### WHAT IS BEING ASKED
Where the records hold the string "image", show the whole line it sits on.

(Web page and app entries)
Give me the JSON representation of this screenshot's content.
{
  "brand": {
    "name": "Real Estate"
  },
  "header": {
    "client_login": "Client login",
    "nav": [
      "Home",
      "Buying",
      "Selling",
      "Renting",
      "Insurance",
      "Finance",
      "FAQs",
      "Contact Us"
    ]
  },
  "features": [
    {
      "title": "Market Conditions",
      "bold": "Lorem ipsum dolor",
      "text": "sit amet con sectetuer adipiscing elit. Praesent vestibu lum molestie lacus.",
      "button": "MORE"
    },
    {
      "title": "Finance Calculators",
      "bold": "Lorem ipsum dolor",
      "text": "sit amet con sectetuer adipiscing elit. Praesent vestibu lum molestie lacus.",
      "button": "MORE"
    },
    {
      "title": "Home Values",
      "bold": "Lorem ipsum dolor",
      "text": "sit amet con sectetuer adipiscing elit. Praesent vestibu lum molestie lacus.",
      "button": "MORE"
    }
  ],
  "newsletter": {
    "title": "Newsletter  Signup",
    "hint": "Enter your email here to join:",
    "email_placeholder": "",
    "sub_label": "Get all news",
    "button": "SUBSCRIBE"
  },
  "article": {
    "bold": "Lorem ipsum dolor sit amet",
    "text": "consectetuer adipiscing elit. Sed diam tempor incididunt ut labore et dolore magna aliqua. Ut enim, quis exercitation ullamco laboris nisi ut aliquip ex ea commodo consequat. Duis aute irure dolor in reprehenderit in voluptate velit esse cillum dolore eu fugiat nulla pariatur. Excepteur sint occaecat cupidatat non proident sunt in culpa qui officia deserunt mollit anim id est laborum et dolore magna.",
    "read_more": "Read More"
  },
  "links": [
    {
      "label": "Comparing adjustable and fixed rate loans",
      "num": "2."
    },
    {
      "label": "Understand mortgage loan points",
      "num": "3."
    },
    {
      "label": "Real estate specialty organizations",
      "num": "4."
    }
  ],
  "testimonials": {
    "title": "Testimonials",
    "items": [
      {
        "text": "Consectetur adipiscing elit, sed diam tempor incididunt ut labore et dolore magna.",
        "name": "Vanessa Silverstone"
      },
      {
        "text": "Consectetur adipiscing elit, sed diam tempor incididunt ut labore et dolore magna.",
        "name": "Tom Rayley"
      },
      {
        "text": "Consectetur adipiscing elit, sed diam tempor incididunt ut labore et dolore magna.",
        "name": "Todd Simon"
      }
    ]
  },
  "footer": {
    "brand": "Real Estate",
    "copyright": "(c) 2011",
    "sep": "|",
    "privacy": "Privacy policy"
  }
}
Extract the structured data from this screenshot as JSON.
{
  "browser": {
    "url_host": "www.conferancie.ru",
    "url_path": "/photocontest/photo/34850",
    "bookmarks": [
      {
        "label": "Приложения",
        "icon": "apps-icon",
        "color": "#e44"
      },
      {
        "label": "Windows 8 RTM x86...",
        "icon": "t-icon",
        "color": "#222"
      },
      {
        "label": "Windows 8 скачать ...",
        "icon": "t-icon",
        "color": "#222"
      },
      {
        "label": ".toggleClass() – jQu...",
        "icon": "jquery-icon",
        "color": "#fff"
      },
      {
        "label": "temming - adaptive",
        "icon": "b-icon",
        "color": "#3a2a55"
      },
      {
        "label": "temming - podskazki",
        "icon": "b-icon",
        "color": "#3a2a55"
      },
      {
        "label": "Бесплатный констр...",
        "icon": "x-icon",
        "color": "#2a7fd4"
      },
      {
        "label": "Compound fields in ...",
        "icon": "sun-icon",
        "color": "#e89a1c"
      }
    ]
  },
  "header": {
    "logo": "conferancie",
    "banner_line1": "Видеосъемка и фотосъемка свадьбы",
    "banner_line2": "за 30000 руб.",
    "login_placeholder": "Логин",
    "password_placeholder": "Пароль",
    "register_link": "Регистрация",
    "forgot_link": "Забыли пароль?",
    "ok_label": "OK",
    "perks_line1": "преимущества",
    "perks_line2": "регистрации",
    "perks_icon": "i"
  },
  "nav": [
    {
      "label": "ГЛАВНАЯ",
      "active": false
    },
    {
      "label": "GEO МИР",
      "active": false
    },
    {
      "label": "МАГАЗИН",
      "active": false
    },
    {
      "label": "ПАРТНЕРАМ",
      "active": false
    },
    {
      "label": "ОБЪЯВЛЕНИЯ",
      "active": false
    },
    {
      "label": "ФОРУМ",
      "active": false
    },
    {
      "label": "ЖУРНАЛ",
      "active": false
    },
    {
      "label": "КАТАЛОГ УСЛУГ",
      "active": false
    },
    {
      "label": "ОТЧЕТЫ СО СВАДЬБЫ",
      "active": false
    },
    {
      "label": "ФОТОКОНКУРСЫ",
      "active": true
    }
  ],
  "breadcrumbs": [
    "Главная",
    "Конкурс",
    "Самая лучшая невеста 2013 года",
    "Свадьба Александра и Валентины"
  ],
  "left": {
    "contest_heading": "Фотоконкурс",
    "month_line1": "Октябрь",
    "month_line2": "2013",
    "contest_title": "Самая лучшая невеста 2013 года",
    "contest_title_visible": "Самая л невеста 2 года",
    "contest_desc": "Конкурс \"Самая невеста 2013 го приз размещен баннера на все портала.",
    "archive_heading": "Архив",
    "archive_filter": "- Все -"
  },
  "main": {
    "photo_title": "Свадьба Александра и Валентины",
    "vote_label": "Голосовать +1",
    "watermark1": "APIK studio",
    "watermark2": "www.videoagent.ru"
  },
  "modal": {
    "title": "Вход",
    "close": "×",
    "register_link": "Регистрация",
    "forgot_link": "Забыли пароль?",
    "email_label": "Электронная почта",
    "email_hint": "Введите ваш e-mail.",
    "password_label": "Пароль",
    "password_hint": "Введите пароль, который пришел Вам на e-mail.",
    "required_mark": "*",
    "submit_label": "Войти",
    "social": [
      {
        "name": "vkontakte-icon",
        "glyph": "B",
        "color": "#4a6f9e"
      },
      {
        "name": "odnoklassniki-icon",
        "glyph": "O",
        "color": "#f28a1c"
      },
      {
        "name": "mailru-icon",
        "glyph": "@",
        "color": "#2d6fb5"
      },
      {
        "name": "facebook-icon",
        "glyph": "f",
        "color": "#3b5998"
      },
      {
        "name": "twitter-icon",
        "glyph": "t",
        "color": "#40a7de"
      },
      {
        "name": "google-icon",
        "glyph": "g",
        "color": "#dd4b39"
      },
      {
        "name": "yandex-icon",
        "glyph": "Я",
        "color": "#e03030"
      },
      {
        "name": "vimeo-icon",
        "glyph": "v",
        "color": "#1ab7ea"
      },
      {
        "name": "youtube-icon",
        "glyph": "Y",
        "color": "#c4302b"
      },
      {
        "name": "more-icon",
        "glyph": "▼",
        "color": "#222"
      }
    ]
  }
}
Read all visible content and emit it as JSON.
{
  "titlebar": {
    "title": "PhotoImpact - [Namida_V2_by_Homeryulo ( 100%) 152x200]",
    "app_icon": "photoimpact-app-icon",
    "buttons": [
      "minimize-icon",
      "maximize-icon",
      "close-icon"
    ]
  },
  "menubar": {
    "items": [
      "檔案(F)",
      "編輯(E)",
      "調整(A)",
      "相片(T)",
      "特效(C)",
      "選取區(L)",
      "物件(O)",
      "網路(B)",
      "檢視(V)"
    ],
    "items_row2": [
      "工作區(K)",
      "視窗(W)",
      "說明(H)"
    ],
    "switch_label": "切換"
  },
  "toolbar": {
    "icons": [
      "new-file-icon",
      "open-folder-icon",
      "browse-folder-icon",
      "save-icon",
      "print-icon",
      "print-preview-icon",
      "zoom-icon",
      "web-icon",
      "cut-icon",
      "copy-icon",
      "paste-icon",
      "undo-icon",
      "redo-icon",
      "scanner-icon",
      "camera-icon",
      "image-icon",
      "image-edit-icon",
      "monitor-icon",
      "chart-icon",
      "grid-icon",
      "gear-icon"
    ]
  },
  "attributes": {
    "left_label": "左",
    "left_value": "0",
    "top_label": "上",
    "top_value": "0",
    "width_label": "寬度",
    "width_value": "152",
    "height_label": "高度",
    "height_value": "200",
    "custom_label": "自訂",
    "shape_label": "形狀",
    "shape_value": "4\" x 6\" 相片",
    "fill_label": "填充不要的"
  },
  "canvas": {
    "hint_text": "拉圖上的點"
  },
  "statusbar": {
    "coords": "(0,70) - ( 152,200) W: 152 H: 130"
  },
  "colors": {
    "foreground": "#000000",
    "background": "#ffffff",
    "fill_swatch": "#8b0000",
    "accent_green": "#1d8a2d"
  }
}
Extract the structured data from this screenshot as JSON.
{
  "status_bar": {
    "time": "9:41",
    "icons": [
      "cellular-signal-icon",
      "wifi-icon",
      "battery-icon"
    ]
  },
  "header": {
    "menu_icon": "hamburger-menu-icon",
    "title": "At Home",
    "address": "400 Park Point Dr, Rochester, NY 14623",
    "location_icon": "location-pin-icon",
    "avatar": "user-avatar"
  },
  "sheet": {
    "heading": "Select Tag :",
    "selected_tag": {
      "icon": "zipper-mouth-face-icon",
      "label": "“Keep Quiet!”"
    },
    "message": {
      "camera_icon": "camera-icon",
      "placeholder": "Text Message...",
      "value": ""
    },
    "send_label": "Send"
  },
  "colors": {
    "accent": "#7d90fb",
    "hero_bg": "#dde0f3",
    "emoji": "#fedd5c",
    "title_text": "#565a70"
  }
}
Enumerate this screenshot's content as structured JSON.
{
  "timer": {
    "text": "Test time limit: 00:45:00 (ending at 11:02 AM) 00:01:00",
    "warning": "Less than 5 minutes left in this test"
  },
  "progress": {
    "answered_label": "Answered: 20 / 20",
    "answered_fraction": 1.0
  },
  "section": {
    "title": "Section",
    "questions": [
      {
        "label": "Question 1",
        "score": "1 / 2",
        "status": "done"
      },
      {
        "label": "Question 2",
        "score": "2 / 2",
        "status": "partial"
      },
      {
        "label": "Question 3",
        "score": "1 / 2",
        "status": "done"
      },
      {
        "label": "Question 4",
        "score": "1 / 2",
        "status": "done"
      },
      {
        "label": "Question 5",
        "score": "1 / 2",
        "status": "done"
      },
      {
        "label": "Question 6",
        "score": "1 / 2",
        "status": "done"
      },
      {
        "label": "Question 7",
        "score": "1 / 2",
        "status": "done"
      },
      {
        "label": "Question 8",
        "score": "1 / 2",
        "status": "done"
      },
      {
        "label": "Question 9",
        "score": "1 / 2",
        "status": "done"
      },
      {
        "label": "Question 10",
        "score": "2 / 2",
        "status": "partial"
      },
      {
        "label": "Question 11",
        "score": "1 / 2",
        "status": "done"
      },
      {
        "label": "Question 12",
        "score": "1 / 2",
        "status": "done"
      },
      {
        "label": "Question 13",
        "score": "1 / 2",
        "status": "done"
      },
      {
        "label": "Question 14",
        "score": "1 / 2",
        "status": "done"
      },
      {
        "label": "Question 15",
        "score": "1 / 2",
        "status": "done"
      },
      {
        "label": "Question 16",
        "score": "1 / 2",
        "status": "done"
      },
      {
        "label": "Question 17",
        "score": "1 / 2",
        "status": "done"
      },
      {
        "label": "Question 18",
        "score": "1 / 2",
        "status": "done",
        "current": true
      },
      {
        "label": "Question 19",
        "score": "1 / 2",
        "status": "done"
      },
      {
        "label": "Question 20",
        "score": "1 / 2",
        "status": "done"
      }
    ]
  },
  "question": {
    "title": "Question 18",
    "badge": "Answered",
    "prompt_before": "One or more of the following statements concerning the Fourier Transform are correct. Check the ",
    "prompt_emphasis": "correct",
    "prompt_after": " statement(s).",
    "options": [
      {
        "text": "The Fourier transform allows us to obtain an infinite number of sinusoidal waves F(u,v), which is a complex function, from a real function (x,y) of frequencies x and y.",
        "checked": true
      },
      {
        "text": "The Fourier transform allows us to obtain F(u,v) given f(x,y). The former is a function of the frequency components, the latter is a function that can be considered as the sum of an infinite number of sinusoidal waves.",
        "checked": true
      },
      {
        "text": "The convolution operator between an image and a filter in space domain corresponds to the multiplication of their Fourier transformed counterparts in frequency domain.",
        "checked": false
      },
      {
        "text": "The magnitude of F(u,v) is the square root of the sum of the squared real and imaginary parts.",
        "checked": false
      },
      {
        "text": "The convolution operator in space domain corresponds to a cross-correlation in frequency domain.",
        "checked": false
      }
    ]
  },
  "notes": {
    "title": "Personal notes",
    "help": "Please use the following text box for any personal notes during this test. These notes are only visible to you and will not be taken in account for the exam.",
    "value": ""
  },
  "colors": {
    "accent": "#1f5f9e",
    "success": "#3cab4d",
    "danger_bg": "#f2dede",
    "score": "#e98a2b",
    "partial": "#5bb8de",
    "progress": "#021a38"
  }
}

### EXERCISE OUTPUT
      "image-icon",
      "image-edit-icon",
        "text": "The convolution operator between an image and a filter in space domain corresponds to the multiplication of their Fourier transformed counterparts in frequency domain.",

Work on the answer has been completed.